Things You Probably Didn't Know About 'Futurama'

Over 300 Ranker voters have come together to rank this list of Things You Probably Didn't Know About 'Futurama'
Voting Rules
Vote up the fun facts about 'Futurama' you learned today.

Futurama, which first aired in 1999, has become one of the most popular animated series of all time. That's despite the fact that it was canceled by Fox. Fans didn't stop trying to get it back, which led to four new movies and three additional seasons. The show, which moved to Comedy Central, ended in 2013.

Many fans have watched the episodes numerous times, and although they are certainly knowledgeable, there are still plenty of things even they probably don't know about Futurama. After all, the writing is filled with scientific Easter eggs and jokes many people don't pick up on until a third or fourth viewing. This list includes interesting facts about the show many people might have missed or never learned. 

Photo: 20th Television

  • 1
    125 VOTES

    The Series' Saddest Episode Could Have Been Sadder

    Futurama has several emotionally draining episodes. The one often cited as the saddest of all is "Jurassic Bark," in which Fry's dog, Seymour, is found to have been flash-fossilized, making it possible for the Professor to clone him.

    This creates a conflict between Fry and Bender, who sees himself as Fry's best friend, and Seymour is nearly lost in a pool of magma. In the end, Fry decides not to clone his dog, who the Professor determines has lived a full life after surviving Fry's 20th-century disappearance by several years. The tears come as a montage reveals that Seymour waited for Fry until the day he passed.

    Apparently, the episode could have been even more heartbreaking because the first idea kicked around was to have Fry's mother fossilized instead of Seymour. The writers scrapped that idea because they thought it would be too upsetting. They briefly considered fossilizing his father, but discarded that idea for the same reason. In the end, the episode was still incredibly sad and depressing.

    125 votes
  • 2
    159 VOTES

    Billy West Created Fry's Voice For Job Security

    Voice actor Billy West has created a plethora of character voices over the years. On Futurama, he was responsible for Professor Farnsworth, Doctor Zoidberg, Zapp Brannigan, Richard Nixon's Head, Smitty, Leo Wong, and of course, Philip J. Fry. He made a specific choice when creating Fry's voice.

    West was cast to provide the voices of Farnsworth, Zoidberg, and Zapp Brannigan before landing Fry, which he did differently from the others. He made the voice the closest to his natural one, saying he thinks of Fry's voice as his own when he was 25. West acknowledged he did this primarily so it would be next to impossible to replace him, making Fry's voice the best job security the voice actor ever had.
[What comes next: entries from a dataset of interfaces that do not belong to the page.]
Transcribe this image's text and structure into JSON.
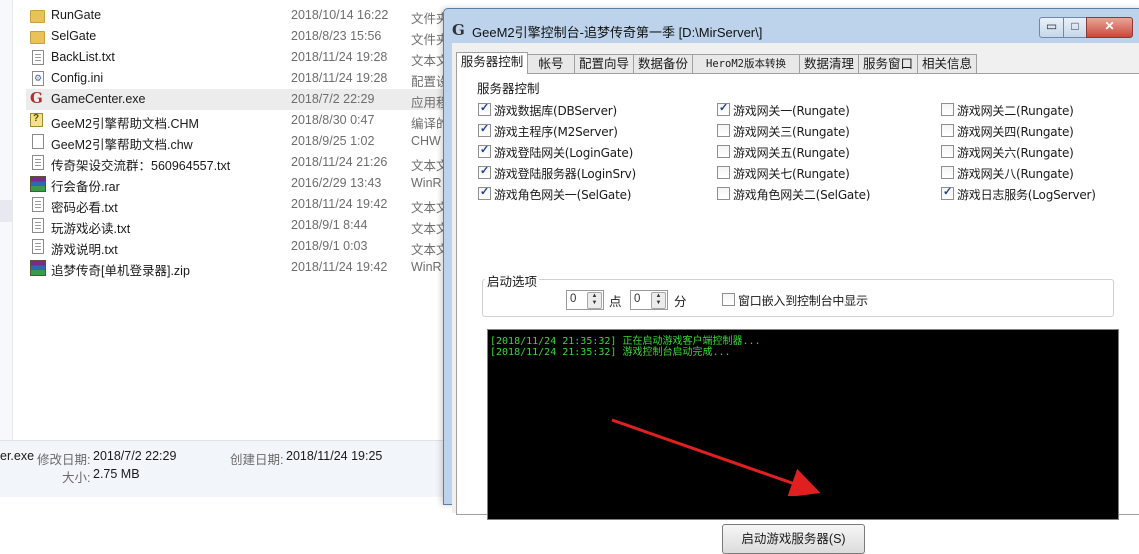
{
  "explorer": {
    "files": [
      {
        "name": "RunGate",
        "date": "2018/10/14 16:22",
        "type": "文件夹",
        "icon": "folder-icon"
      },
      {
        "name": "SelGate",
        "date": "2018/8/23 15:56",
        "type": "文件夹",
        "icon": "folder-icon"
      },
      {
        "name": "BackList.txt",
        "date": "2018/11/24 19:28",
        "type": "文本文",
        "icon": "text-file-icon"
      },
      {
        "name": "Config.ini",
        "date": "2018/11/24 19:28",
        "type": "配置设",
        "icon": "ini-file-icon"
      },
      {
        "name": "GameCenter.exe",
        "date": "2018/7/2 22:29",
        "type": "应用程",
        "icon": "exe-file-icon"
      },
      {
        "name": "GeeM2引擎帮助文档.CHM",
        "date": "2018/8/30 0:47",
        "type": "编译的",
        "icon": "chm-file-icon"
      },
      {
        "name": "GeeM2引擎帮助文档.chw",
        "date": "2018/9/25 1:02",
        "type": "CHW",
        "icon": "chw-file-icon"
      },
      {
        "name": "传奇架设交流群：560964557.txt",
        "date": "2018/11/24 21:26",
        "type": "文本文",
        "icon": "text-file-icon"
      },
      {
        "name": "行会备份.rar",
        "date": "2016/2/29 13:43",
        "type": "WinR",
        "icon": "rar-file-icon"
      },
      {
        "name": "密码必看.txt",
        "date": "2018/11/24 19:42",
        "type": "文本文",
        "icon": "text-file-icon"
      },
      {
        "name": "玩游戏必读.txt",
        "date": "2018/9/1 8:44",
        "type": "文本文",
        "icon": "text-file-icon"
      },
      {
        "name": "游戏说明.txt",
        "date": "2018/9/1 0:03",
        "type": "文本文",
        "icon": "text-file-icon"
      },
      {
        "name": "追梦传奇[单机登录器].zip",
        "date": "2018/11/24 19:42",
        "type": "WinR",
        "icon": "rar-file-icon"
      }
    ],
    "details": {
      "filename": "er.exe",
      "modified_label": "修改日期:",
      "modified_value": "2018/7/2 22:29",
      "created_label": "创建日期:",
      "created_value": "2018/11/24 19:25",
      "size_label": "大小:",
      "size_value": "2.75 MB"
    }
  },
  "dialog": {
    "title": "GeeM2引擎控制台-追梦传奇第一季 [D:\\MirServer\\]",
    "app_icon": "G",
    "min_glyph": "▭",
    "max_glyph": "□",
    "close_glyph": "✕",
    "tabs": [
      "服务器控制",
      "帐号",
      "配置向导",
      "数据备份",
      "HeroM2版本转换",
      "数据清理",
      "服务窗口",
      "相关信息"
    ],
    "group_title": "服务器控制",
    "checkboxes": [
      {
        "label": "游戏数据库(DBServer)",
        "checked": true
      },
      {
        "label": "游戏网关一(Rungate)",
        "checked": true
      },
      {
        "label": "游戏网关二(Rungate)",
        "checked": false
      },
      {
        "label": "游戏主程序(M2Server)",
        "checked": true
      },
      {
        "label": "游戏网关三(Rungate)",
        "checked": false
      },
      {
        "label": "游戏网关四(Rungate)",
        "checked": false
      },
      {
        "label": "游戏登陆网关(LoginGate)",
        "checked": true
      },
      {
        "label": "游戏网关五(Rungate)",
        "checked": false
      },
      {
        "label": "游戏网关六(Rungate)",
        "checked": false
      },
      {
        "label": "游戏登陆服务器(LoginSrv)",
        "checked": true
      },
      {
        "label": "游戏网关七(Rungate)",
        "checked": false
      },
      {
        "label": "游戏网关八(Rungate)",
        "checked": false
      },
      {
        "label": "游戏角色网关一(SelGate)",
        "checked": true
      },
      {
        "label": "游戏角色网关二(SelGate)",
        "checked": false
      },
      {
        "label": "游戏日志服务(LogServer)",
        "checked": true
      }
    ],
    "startup": {
      "title": "启动选项",
      "hour_value": "0",
      "hour_unit": "点",
      "minute_value": "0",
      "minute_unit": "分",
      "embed_label": "窗口嵌入到控制台中显示",
      "embed_checked": false
    },
    "log": [
      "[2018/11/24 21:35:32] 正在启动游戏客户端控制器...",
      "[2018/11/24 21:35:32] 游戏控制台启动完成..."
    ],
    "start_button": "启动游戏服务器(S)"
  },
  "colors": {
    "log_text": "#39d839",
    "console_bg": "#000000",
    "annotation_arrow": "#e02020",
    "dialog_frame": "#bcd3eb"
  }
}
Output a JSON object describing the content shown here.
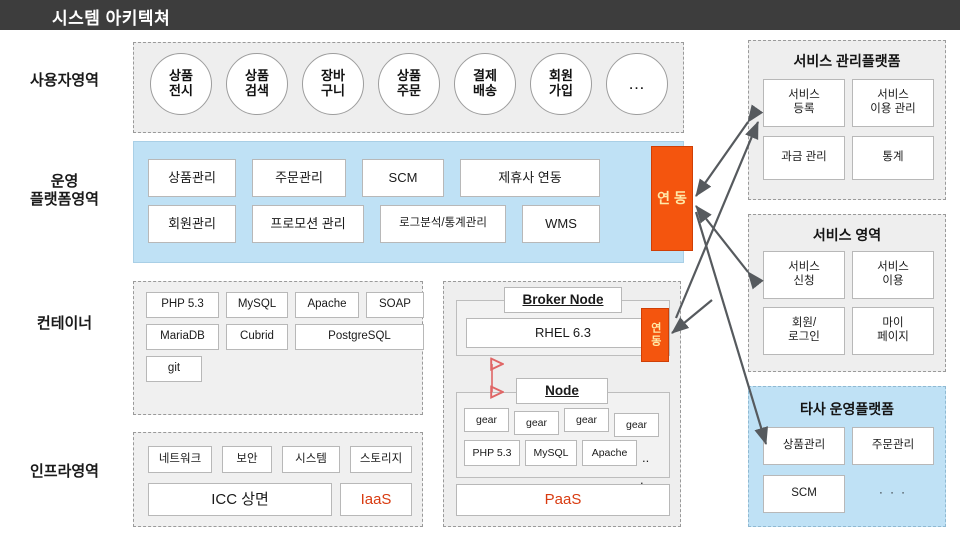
{
  "header": {
    "title": "시스템 아키텍쳐"
  },
  "rows": {
    "user": "사용자영역",
    "ops": "운영\n플랫폼영역",
    "container": "컨테이너",
    "infra": "인프라영역"
  },
  "user_area": {
    "items": [
      "상품\n전시",
      "상품\n검색",
      "장바\n구니",
      "상품\n주문",
      "결제\n배송",
      "회원\n가입",
      "…"
    ]
  },
  "ops_platform": {
    "row1": [
      "상품관리",
      "주문관리",
      "SCM",
      "제휴사 연동"
    ],
    "row2": [
      "회원관리",
      "프로모션 관리",
      "로그분석/통계관리",
      "WMS"
    ],
    "link_label": "연 동"
  },
  "container_area": {
    "row1": [
      "PHP 5.3",
      "MySQL",
      "Apache",
      "SOAP"
    ],
    "row2": [
      "MariaDB",
      "Cubrid",
      "PostgreSQL"
    ],
    "row3": [
      "git"
    ]
  },
  "paas_area": {
    "broker_title": "Broker Node",
    "broker_os": "RHEL 6.3",
    "node_title": "Node",
    "gears": [
      "gear",
      "gear",
      "gear",
      "gear"
    ],
    "stack": [
      "PHP 5.3",
      "MySQL",
      "Apache",
      ".."
    ],
    "trailing_dot": ".",
    "footer": "PaaS",
    "link_label": "연동"
  },
  "infra_area": {
    "row1": [
      "네트워크",
      "보안",
      "시스템",
      "스토리지"
    ],
    "row2": [
      "ICC 상면",
      "IaaS"
    ]
  },
  "service_mgmt_platform": {
    "title": "서비스 관리플랫폼",
    "items": [
      "서비스\n등록",
      "서비스\n이용 관리",
      "과금 관리",
      "통계"
    ]
  },
  "service_area": {
    "title": "서비스 영역",
    "items": [
      "서비스\n신청",
      "서비스\n이용",
      "회원/\n로그인",
      "마이\n페이지"
    ]
  },
  "third_party_platform": {
    "title": "타사 운영플랫폼",
    "items": [
      "상품관리",
      "주문관리",
      "SCM",
      "· · ·"
    ]
  },
  "colors": {
    "header_bg": "#3d3d3d",
    "accent_orange": "#f4550e",
    "accent_red": "#d93b10",
    "ops_blue": "#bfe1f5",
    "arrow_gray": "#565a5e"
  }
}
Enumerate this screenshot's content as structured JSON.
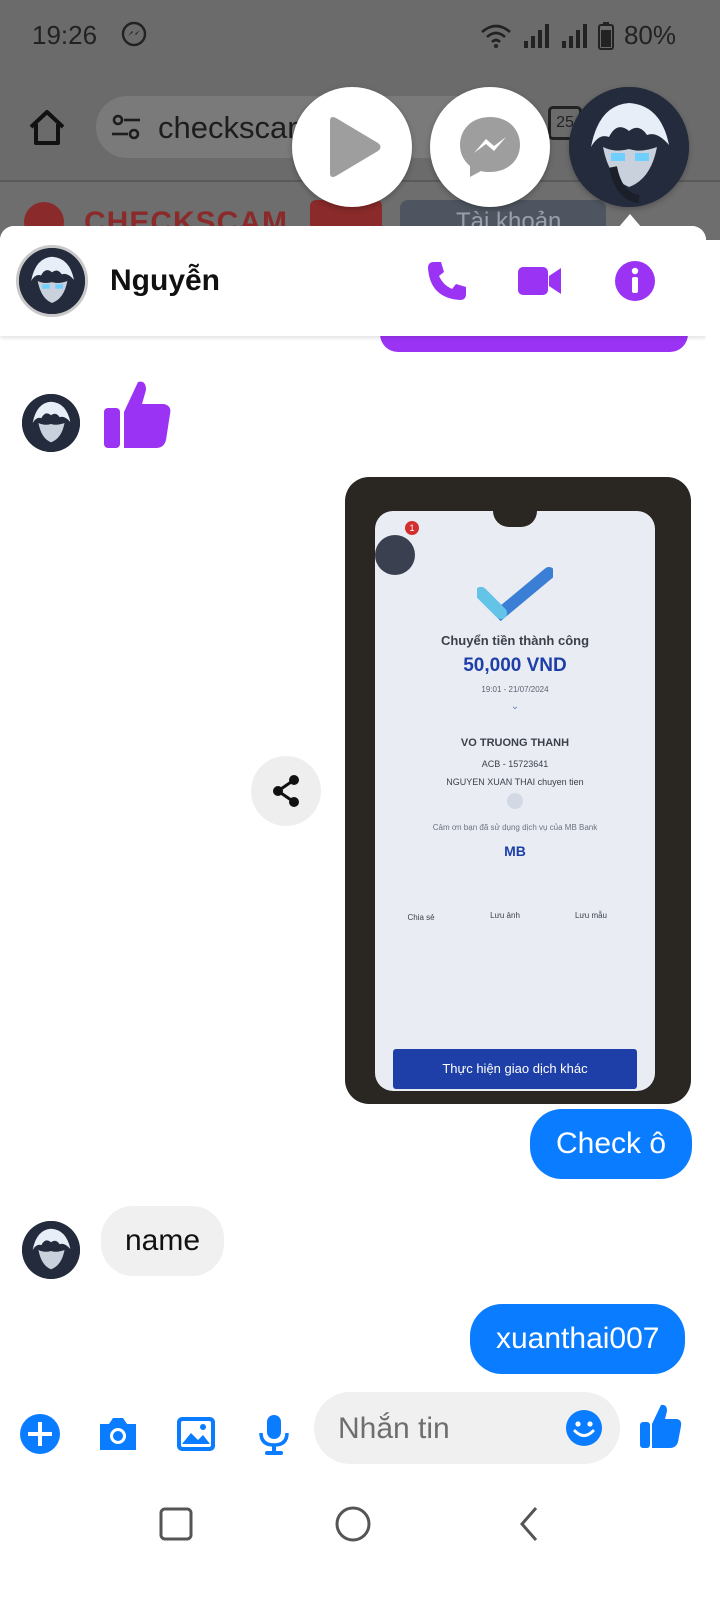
{
  "status_bar": {
    "time": "19:26",
    "battery": "80%"
  },
  "browser": {
    "url": "checkscam",
    "tab_count": "25",
    "site_name": "CHECKSCAM",
    "search_placeholder": "Tài khoản"
  },
  "chat": {
    "contact_name": "Nguyễn",
    "accent_color": "#9b33f5",
    "outgoing_color": "#0a7cff"
  },
  "messages": {
    "outgoing_check": "Check ô",
    "incoming_name": "name",
    "outgoing_username": "xuanthai007"
  },
  "receipt_image": {
    "title": "Chuyển tiền thành công",
    "amount": "50,000 VND",
    "datetime": "19:01 - 21/07/2024",
    "recipient": "VO TRUONG THANH",
    "bank": "ACB - 15723641",
    "memo": "NGUYEN XUAN THAI chuyen tien",
    "thanks": "Cảm ơn bạn đã sử dụng dịch vụ của MB Bank",
    "brand": "MB",
    "actions": [
      "Chia sẻ",
      "Lưu ảnh",
      "Lưu mẫu"
    ],
    "button": "Thực hiện giao dịch khác",
    "badge": "1"
  },
  "composer": {
    "placeholder": "Nhắn tin"
  }
}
    159 votes
  • 3
    205 VOTES

    The Writing Staff Was Smart... REALLY Smart

    Futurama is filled with jokes and innuendo related to numerous fields in science and mathematics, likely due to the writing staff's education credentials.

    Collectively, the Futurama writing staff had three Ph.Ds, seven master's degrees, and more than 50 years of education at Harvard University. Futurama writer Patric M. Verrone said of the staff, "We were easily the most overeducated cartoon writers in history."

    205 votes
  • 4
    183 VOTES

    'Futurama' Pays Attention To Details

    In the pilot episode, after Fry meets Bender on New Year's Eve 2999 and joins him in his desperate flight from Leela, they make their way into the Head Museum. When they're about to go inside, Bender pulls him toward the building, saying they should hide in there because "it's free on Tuesdays."

    A little research reveals that December 31, 2999, will indeed be a Tuesday.

    183 votes
  • 5
    234 VOTES

    A Math Theorem Was Invented For The Show

    In the episode "The Prisoner of Benda," several characters have their minds swapped out from one person to the other, but they can't return to their own bodies because they can't trade with someone they traded with before.

    It created a mathematical dilemma, but writer Ken Keeler, Ph.D., created and proved a mathematical theorem to work out how the characters could have their minds returned to them. It is the first and only known theorem created for the sole purpose of entertainment, and it was shown on screen (pictured), briefly.

    234 votes
  • 6
    94 VOTES

    There's A Trick To Hypnotoad's Signature Sound

    If you play the Hypnotoad's signature sound for more than half a second, and a Futurama fan is within earshot, they'll probably come running with a smile on their face. The Hypnotoad's signature sound is certainly distinct and otherworldly, but in reality, the sound was created using something relatively mundane.

    The sound, which is technically called "Angry Machine," was originally the result of someone erroneously hitting a button that elicited an auditory notice in the editing program used by the show. It's not clear who hit the button, but audio editor Paul Calder apparently liked what he heard, so he looped it and created the sound.

    It was initially supposed to be a temporary placeholder, but everyone on the staff loved it, so they decided to keep it, and Hypnotoad became an internet meme celebrity.

    94 votes